After last Saturday’s trip to London to see the recently reformed Wolfsbane, Tuesday saw me back in my adoptive home city of Sheffield for an evening in the Corporation in the presence another of the musical heroes from my (much) younger days.

Michael Monroe has been around for quite a while, but after a few years in the musical wilderness he has recently enjoyed a storming return to form in his eponymous Rock’n’Roll supergroup alongside Wildhearts frontman Ginger and ex-New York Doll Steve Conte on guitar, Monroe’s former Hanoi Rocks cohort Sam Yaffa on bass and drummer Karl “Rockfist” Rosqvist.

After a lacklustre performance by the first band on, main support Voodoo Six were a completely different beast, proper guitar driven hard rock that it is difficult to fault. This was the first time I had seen these guys, as far as I can remember, but they’re certainly worth keeping an eye out for.

Michael Monroe bounded on stage and proceeded to show that, for all the years that may have passed, he has certainly not lost any of his bounce. Tonight we were treated to a musical journey through his considerable back catalogue with tracks from Hanoi Rocks, Demolition 23 and “classic” solo stuff mixed in with a generous helping of newer material. By the time we got to Motorvatin’ three songs in Corporation was well and truly bouncing along and Michael had the (predominantly, erm, more mature) audience eating out the palm of his hand.

I last saw him when he headlined the third stage at Download last year and was blown away by the performance, but tonight in the more intimate, and sweaty, confines Sheffield’s best live venue things were at a whole other level.
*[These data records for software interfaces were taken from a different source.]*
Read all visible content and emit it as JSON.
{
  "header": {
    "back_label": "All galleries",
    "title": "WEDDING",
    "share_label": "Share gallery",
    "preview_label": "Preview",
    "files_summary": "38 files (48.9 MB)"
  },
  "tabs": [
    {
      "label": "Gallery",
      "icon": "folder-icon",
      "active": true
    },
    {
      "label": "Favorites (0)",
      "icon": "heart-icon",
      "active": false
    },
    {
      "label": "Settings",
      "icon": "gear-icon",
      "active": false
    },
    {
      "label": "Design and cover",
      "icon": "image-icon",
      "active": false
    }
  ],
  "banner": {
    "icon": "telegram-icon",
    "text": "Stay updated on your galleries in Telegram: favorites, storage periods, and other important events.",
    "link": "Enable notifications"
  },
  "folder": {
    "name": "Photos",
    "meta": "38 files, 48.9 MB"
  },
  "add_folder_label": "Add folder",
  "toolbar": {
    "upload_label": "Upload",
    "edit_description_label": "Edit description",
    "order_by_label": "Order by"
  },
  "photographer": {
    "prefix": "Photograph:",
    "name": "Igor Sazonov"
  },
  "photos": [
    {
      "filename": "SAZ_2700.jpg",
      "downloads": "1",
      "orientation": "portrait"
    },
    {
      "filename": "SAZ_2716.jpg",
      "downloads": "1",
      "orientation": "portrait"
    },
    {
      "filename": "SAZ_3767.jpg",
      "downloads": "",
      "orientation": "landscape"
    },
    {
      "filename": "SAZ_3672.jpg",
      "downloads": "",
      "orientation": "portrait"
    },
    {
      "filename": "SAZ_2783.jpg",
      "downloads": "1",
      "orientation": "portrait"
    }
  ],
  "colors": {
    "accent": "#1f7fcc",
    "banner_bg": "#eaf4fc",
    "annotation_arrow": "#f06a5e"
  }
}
Seriously, this guy has it all. Young pretenders take noteā€¦.

One of the best things about this line-up is the chance to see Wildhearts’ head honcho Ginger freed from his fronting-the-band duties and able to kick in full guitar god mode throwing the requisite shapes, while on the other side of the stage Steve Conte just exuded old-school cool.

Seriously, what a fucking band.

As well as Monroe’s “own” tracks the band also showed off their punk rock roots with a brilliant cover version of The Damned’s Love Song and Machine Gun Etiquette, which saw the frontman swinging out over the audience from the ceiling beams. Honestly you get tired just watching him šŸ™‚

Although the new stuff went over extremely well, it was the classics that got the best reception of the evening with the aforementioned Motorvatin’, Back To Mystery City and Not Fakin’ it in particular going down an absolute storm.

Dead, Jail or Rock’n’Roll brought the main set to a close but of course there was more to come. The band came back on for Johnny Thunders’ I Wanna Be Loved which they dedicated to the late guitarist as the 20th anniversary of his death approaches, and also to Hanoi Rocks drummer Razzle.

As the band drew things to a close with Life Gets You Dirty it was clear to me that Mike Monroe has still got all the elements that made him an iconic figure in the first place, and the intervening years have not blunted that at all. Like Blaze Bayley the other night here is a natural performer who isn’t afraid to get up close with the audience, and this is clearly where he is at his best.

No Up Around The Bend though, bloody love that track. But if Michael was to play everything that the fans wanted he’d be up there all night šŸ™‚

I’m not sure if the current renaissance of “proper” rock music is a reaction against the X-Factor generation, or just that there is an audience for these bands in the mid life crisis generation but I for one hope it continues and Corporation sees many more nights like this…